The last set of fire fighting vehicles from Texas, heading to California, rolled onto a flatbed trailer Wednesday at the Tony Berger Activity Center.
Truck driver Dale Edwards and his wife JoAnn were hired to make the long haul. "Actually it’s an honor, I was surprised, because I just came back from California and saw some of them,” said Edwards.
The Edwards and their two dogs, Tyson and Dottie, are from Illinois.
They had just completed a delivery to Pflugerville when the call came for the trip out west.
"I always like to make a difference, and this is making a difference,” said Edwards.
At nearly 800,000 acres the fires in California are considered to be the largest ever in that state.
Texas strike teams started heading out earlier this week as part of a larger national deployment. The Texas A&M forest service has called up 98 fire fighters under the local mutual aid system.
It's the first time that's ever been done.
The crews are out of 29 different departments from 20 counties. AFD Battalion Chief Joe Limon is confident the deployment will not hurt local abilities to fight fires. "Yes sir, our Wildfire Division is just one component from the Austin Fire Department,” said Limon.
The Battalion Chief is helping coordinate the response from Central Texas. The fire lines out west will soon have 15 people on them from the Austin region.
Compensation for transporting the people and equipment requires some juggling.
“That’s going to be the State of Texas and the state of California, that have to do those negotiations, our main job is just to make sure we get the fire fighters out there safely,” said Battalion Chief Limon.
All the local equipment is being committed to the California fires for at least 30 days. A second wave of firefighters from Central Texas is getting ready to head out; possibly in 2 weeks. "It’s a lot further away, climate is going to be different, we will be hitting triple digits during the day, but down in the mid-50s at night,” said AFD Lt. Chris Dibrell.
Deployments are not only hard on the crews, they're tough on the families they leave behind.
Dibrell admits his family is a little worried. “They are, but I tell them our training and the people we work, the confidence we have in them, will get us through."

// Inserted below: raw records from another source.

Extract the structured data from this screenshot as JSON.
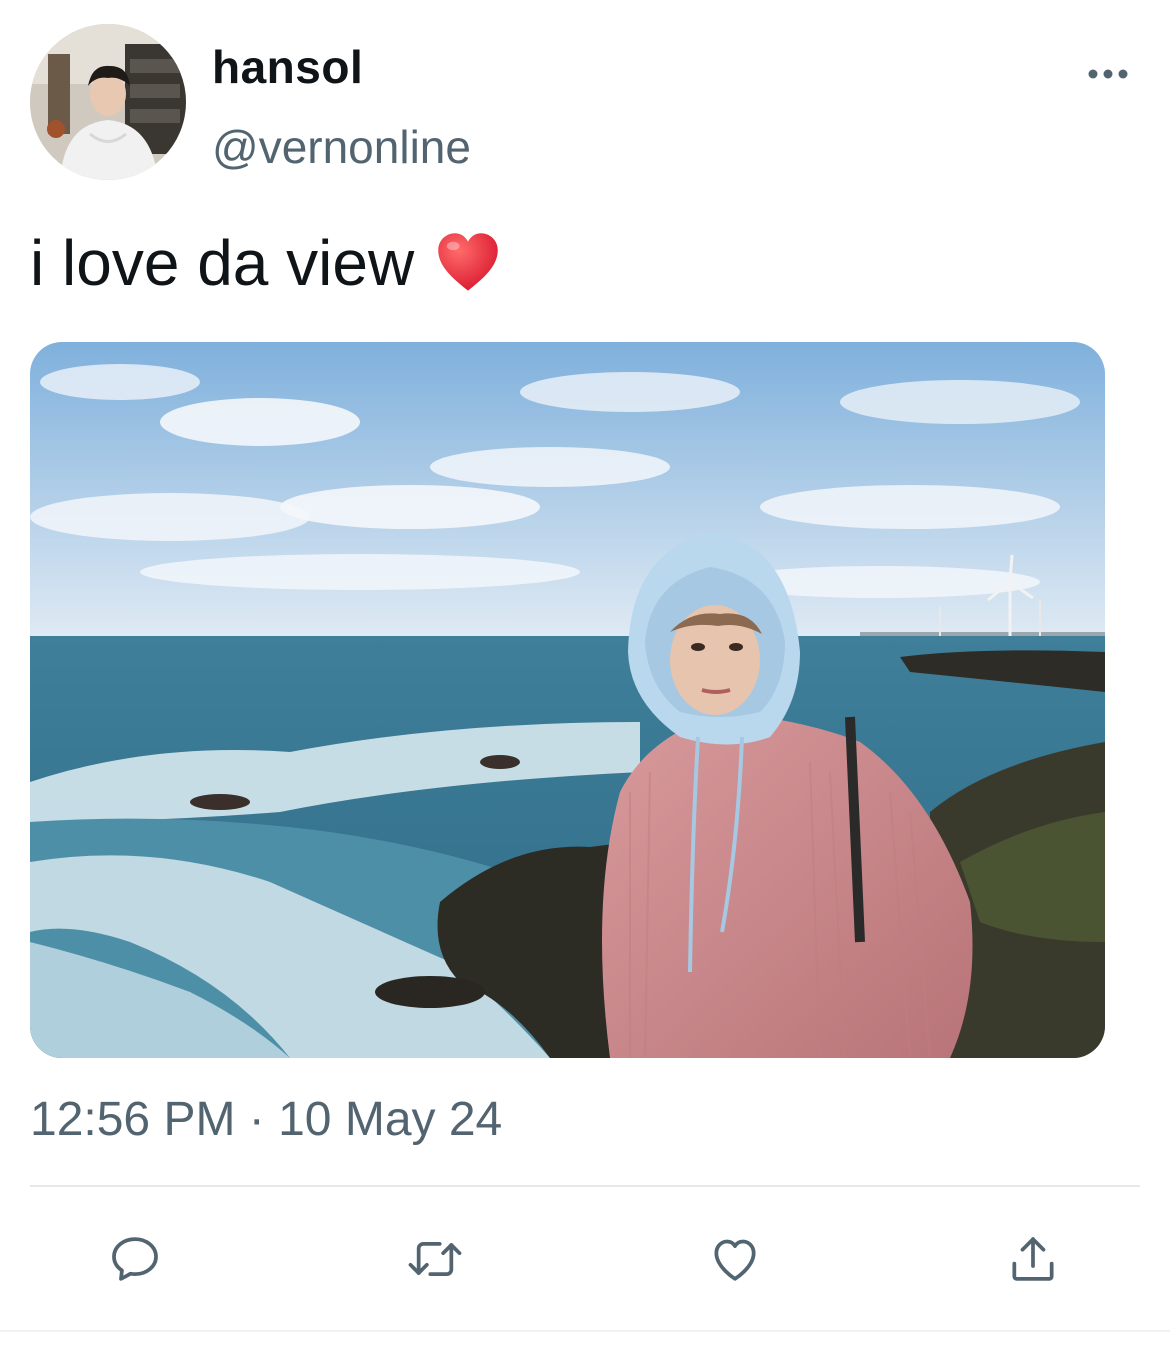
{
  "author": {
    "display_name": "hansol",
    "handle": "@vernonline"
  },
  "tweet": {
    "text": "i love da view",
    "emoji": "red-heart",
    "timestamp": "12:56 PM · 10 May 24"
  },
  "icons": {
    "more": "more-horizontal-icon",
    "reply": "reply-icon",
    "retweet": "retweet-icon",
    "like": "like-icon",
    "share": "share-icon"
  },
  "colors": {
    "text_primary": "#0f1419",
    "text_secondary": "#536471",
    "icon": "#536471",
    "heart": "#e0243a"
  }
}
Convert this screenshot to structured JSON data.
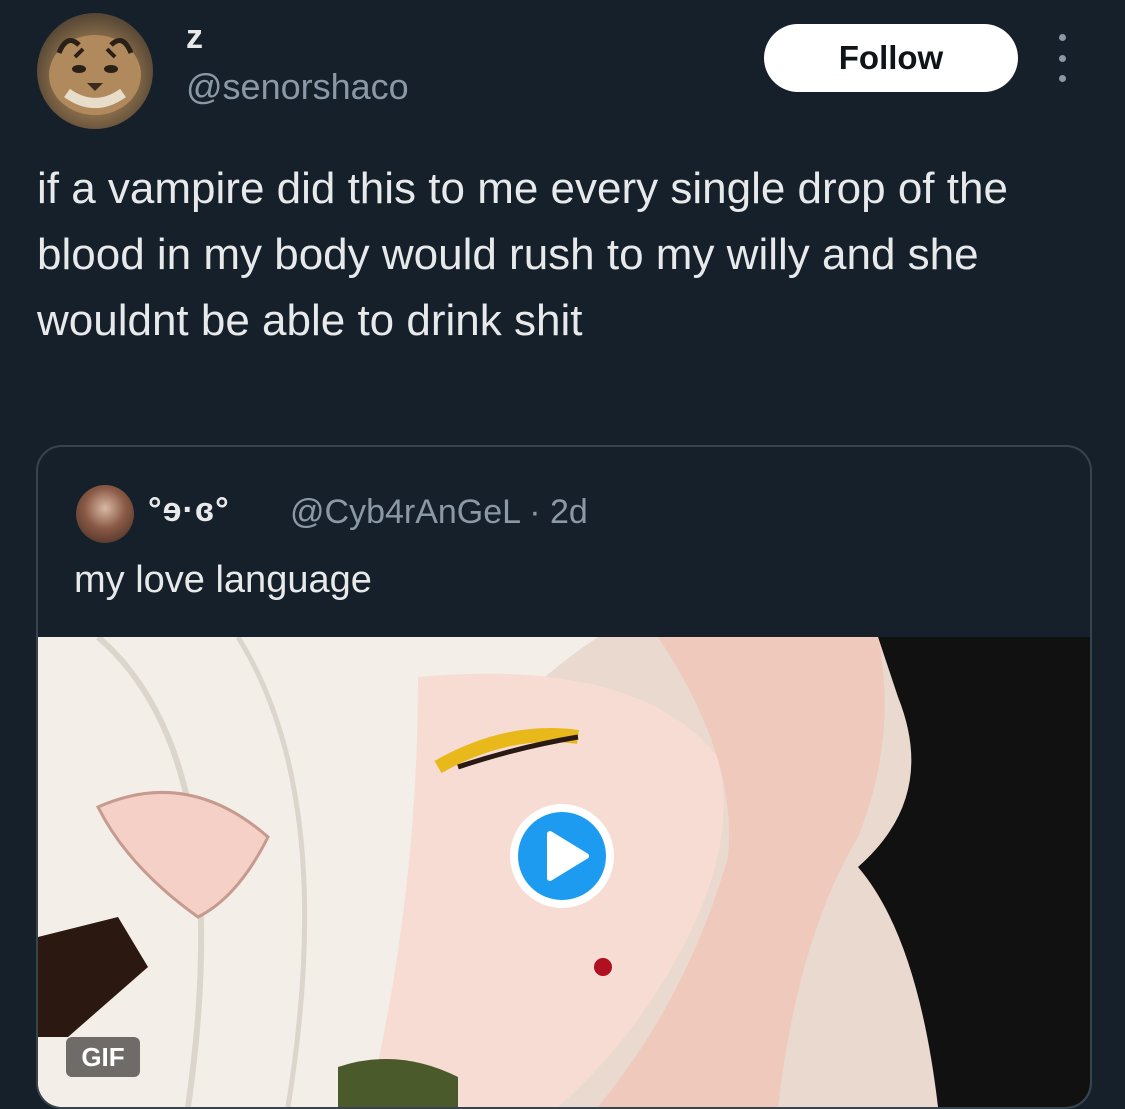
{
  "author": {
    "display_name": "z",
    "handle": "@senorshaco",
    "avatar_icon": "tiger-avatar"
  },
  "follow_label": "Follow",
  "more_icon": "more-vertical-icon",
  "tweet_text": "if a vampire did this to me every single drop of the blood in my body would rush to my willy and she wouldnt be able to drink shit",
  "quote": {
    "display_name": "°ɘ·ɞ°",
    "handle_time": "@Cyb4rAnGeL · 2d",
    "text": "my love language",
    "media_badge": "GIF",
    "play_icon": "play-icon"
  },
  "colors": {
    "background": "#15202b",
    "text": "#e7e9ea",
    "secondary_text": "#8b98a5",
    "border": "#38444d",
    "play_button": "#1d9bf0",
    "follow_button_bg": "#ffffff"
  }
}
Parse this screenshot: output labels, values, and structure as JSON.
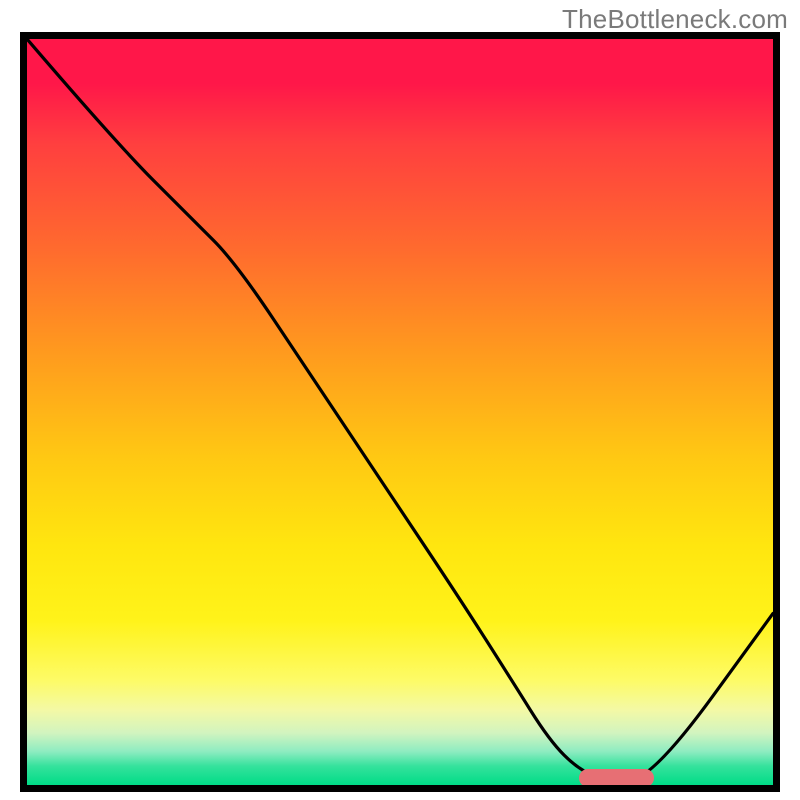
{
  "watermark": "TheBottleneck.com",
  "chart_data": {
    "type": "line",
    "title": "",
    "xlabel": "",
    "ylabel": "",
    "xlim": [
      0,
      100
    ],
    "ylim": [
      0,
      100
    ],
    "grid": false,
    "legend": false,
    "annotations": [],
    "series": [
      {
        "name": "bottleneck-curve",
        "x": [
          0,
          12,
          22,
          28,
          38,
          48,
          58,
          65,
          70,
          74,
          78,
          84,
          100
        ],
        "values": [
          100,
          86,
          76,
          70,
          55,
          40,
          25,
          14,
          6,
          2,
          0.5,
          1,
          23
        ]
      }
    ],
    "optimal_marker": {
      "x_start": 74,
      "x_end": 84,
      "y": 1
    },
    "gradient_meaning": "red=high bottleneck, green=optimal"
  },
  "colors": {
    "curve": "#000000",
    "marker": "#e76f74",
    "border": "#000000",
    "watermark": "#7a7a7a"
  }
}
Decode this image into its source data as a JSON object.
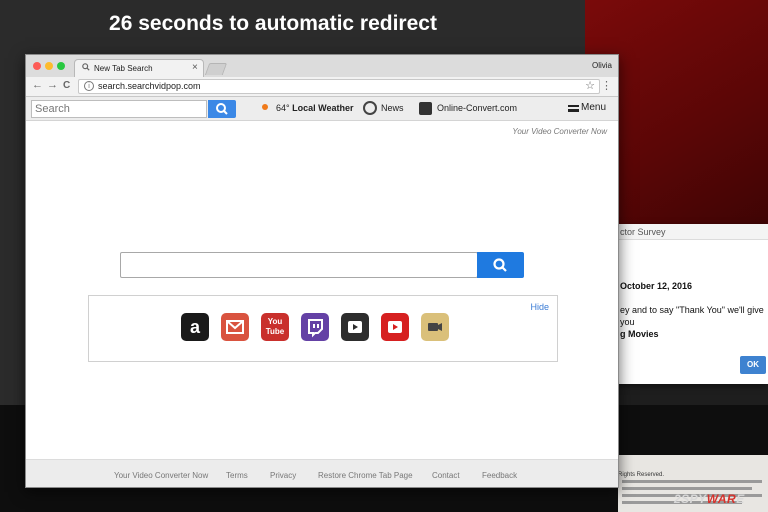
{
  "overlay": {
    "redirect_title": "26 seconds to automatic redirect"
  },
  "browser": {
    "tab_title": "New Tab Search",
    "tab_close": "×",
    "profile_name": "Olivia",
    "url": "search.searchvidpop.com",
    "icons": {
      "back": "←",
      "forward": "→",
      "reload": "C",
      "info": "i",
      "bookmark": "☆",
      "menu": "⋮"
    }
  },
  "toolbar": {
    "search_placeholder": "Search",
    "weather_temp": "64°",
    "weather_label": "Local Weather",
    "news_label": "News",
    "convert_label": "Online-Convert.com",
    "menu_label": "Menu"
  },
  "page": {
    "brand_link": "Your Video Converter Now",
    "hide_link": "Hide",
    "shortcuts": [
      {
        "name": "amazon",
        "label": "a",
        "color": "#1a1a1a"
      },
      {
        "name": "gmail",
        "label": "",
        "color": "#d9533f"
      },
      {
        "name": "youtube",
        "label": "You Tube",
        "color": "#c9302c"
      },
      {
        "name": "twitch",
        "label": "",
        "color": "#6441a5"
      },
      {
        "name": "video-player",
        "label": "",
        "color": "#2d2d2d"
      },
      {
        "name": "youtube-play",
        "label": "",
        "color": "#d62020"
      },
      {
        "name": "video-converter",
        "label": "",
        "color": "#dac07a"
      }
    ]
  },
  "footer": {
    "links": [
      "Your Video Converter Now",
      "Terms",
      "Privacy",
      "Restore Chrome Tab Page",
      "Contact",
      "Feedback"
    ]
  },
  "survey": {
    "header": "ctor Survey",
    "date": "October 12, 2016",
    "text_line1": "ey and to say \"Thank You\" we'll give you",
    "text_line2": "g Movies",
    "ok_label": "OK",
    "footer_text": "Rights Reserved."
  },
  "watermark": {
    "prefix": "2SPY",
    "highlight": "WAR",
    "suffix": "E"
  },
  "colors": {
    "accent_blue": "#1f7ae0",
    "background_red": "#7a0a0a"
  }
}
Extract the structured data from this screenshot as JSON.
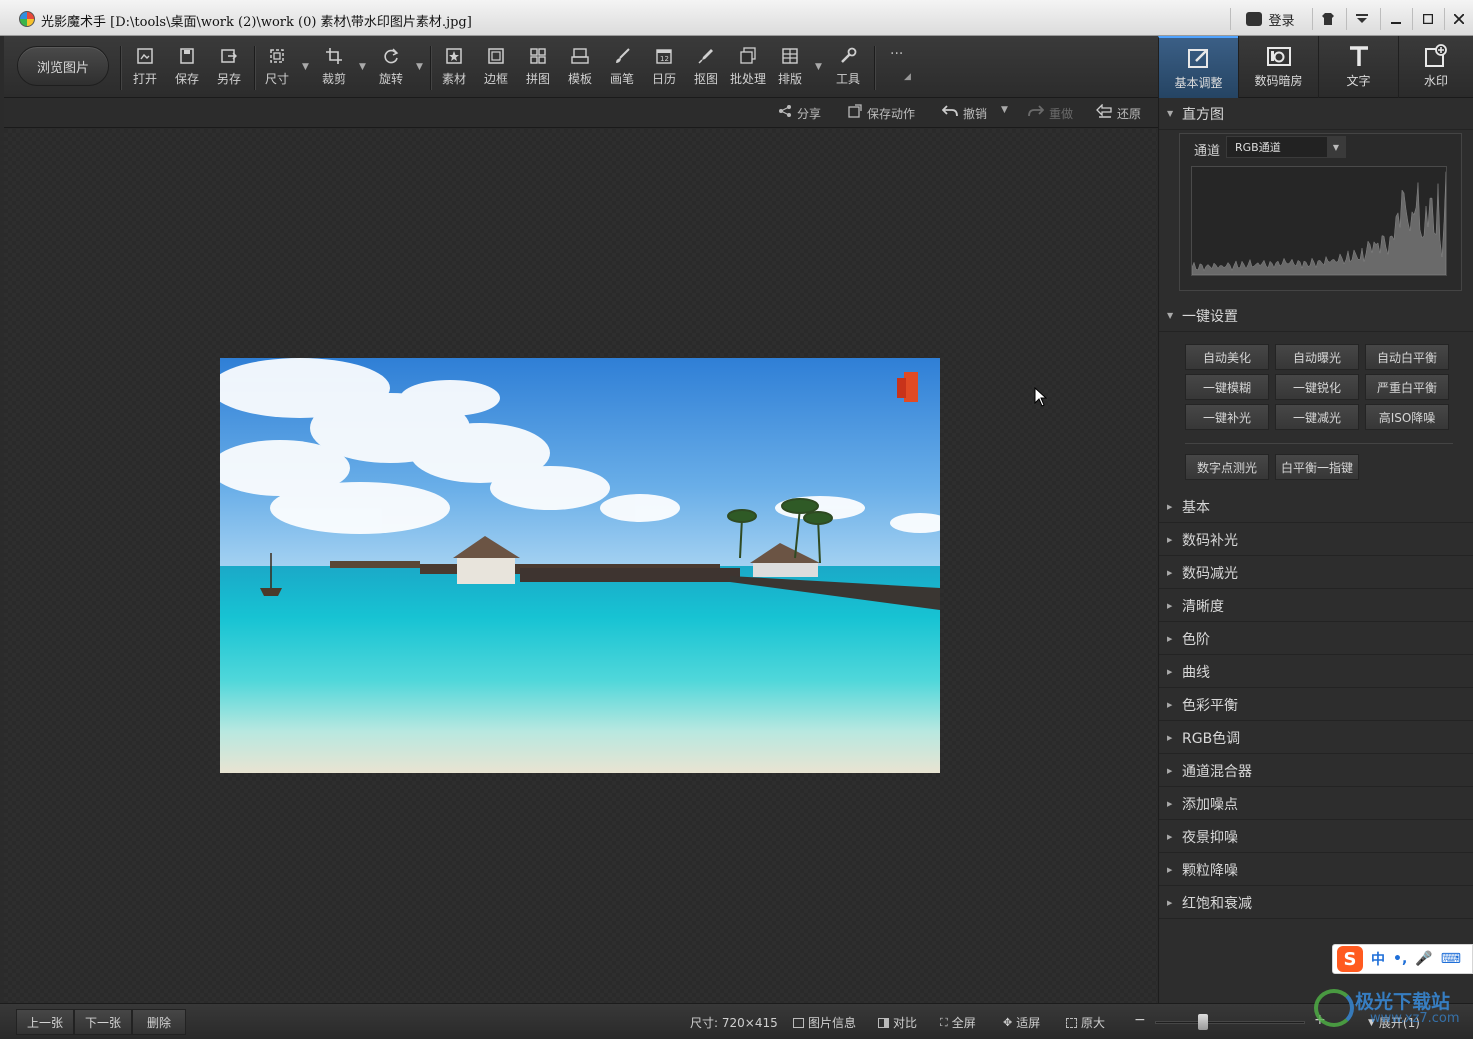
{
  "window": {
    "title": "光影魔术手 [D:\\tools\\桌面\\work (2)\\work (0) 素材\\带水印图片素材.jpg]",
    "login_label": "登录"
  },
  "toolbar": {
    "browse_label": "浏览图片",
    "tools": [
      {
        "label": "打开",
        "icon": "open-icon"
      },
      {
        "label": "保存",
        "icon": "save-icon"
      },
      {
        "label": "另存",
        "icon": "save-as-icon"
      },
      {
        "label": "尺寸",
        "icon": "resize-icon"
      },
      {
        "label": "裁剪",
        "icon": "crop-icon"
      },
      {
        "label": "旋转",
        "icon": "rotate-icon"
      },
      {
        "label": "素材",
        "icon": "material-icon"
      },
      {
        "label": "边框",
        "icon": "frame-icon"
      },
      {
        "label": "拼图",
        "icon": "collage-icon"
      },
      {
        "label": "模板",
        "icon": "template-icon"
      },
      {
        "label": "画笔",
        "icon": "brush-icon"
      },
      {
        "label": "日历",
        "icon": "calendar-icon"
      },
      {
        "label": "抠图",
        "icon": "cutout-icon"
      },
      {
        "label": "批处理",
        "icon": "batch-icon"
      },
      {
        "label": "排版",
        "icon": "layout-icon"
      },
      {
        "label": "工具",
        "icon": "wrench-icon"
      }
    ]
  },
  "right_tabs": [
    {
      "label": "基本调整",
      "icon": "adjust-icon",
      "active": true
    },
    {
      "label": "数码暗房",
      "icon": "darkroom-icon",
      "active": false
    },
    {
      "label": "文字",
      "icon": "text-icon",
      "active": false
    },
    {
      "label": "水印",
      "icon": "watermark-icon",
      "active": false
    }
  ],
  "actions": {
    "share": "分享",
    "save_action": "保存动作",
    "undo": "撤销",
    "redo": "重做",
    "restore": "还原"
  },
  "histogram": {
    "title": "直方图",
    "channel_label": "通道",
    "channel_value": "RGB通道"
  },
  "one_click": {
    "title": "一键设置",
    "buttons": [
      "自动美化",
      "自动曝光",
      "自动白平衡",
      "一键模糊",
      "一键锐化",
      "严重白平衡",
      "一键补光",
      "一键减光",
      "高ISO降噪"
    ],
    "extra_buttons": [
      "数字点测光",
      "白平衡一指键"
    ]
  },
  "sections": [
    "基本",
    "数码补光",
    "数码减光",
    "清晰度",
    "色阶",
    "曲线",
    "色彩平衡",
    "RGB色调",
    "通道混合器",
    "添加噪点",
    "夜景抑噪",
    "颗粒降噪",
    "红饱和衰减"
  ],
  "status": {
    "prev": "上一张",
    "next": "下一张",
    "delete": "删除",
    "size": "尺寸: 720×415",
    "info": "图片信息",
    "compare": "对比",
    "fullscreen": "全屏",
    "fit": "适屏",
    "original": "原大",
    "expand": "展开(1)"
  },
  "ime": {
    "lang": "中"
  },
  "watermark": {
    "text": "极光下载站",
    "url": "www.xz7.com"
  },
  "colors": {
    "accent": "#2f6ea8",
    "background": "#2b2b2b"
  }
}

The Texas fire fighters, are expected to start getting assignments on Thursday. The last bit of equipment, that left Austin Wednesday afternoon, is expected arrive in California by Friday.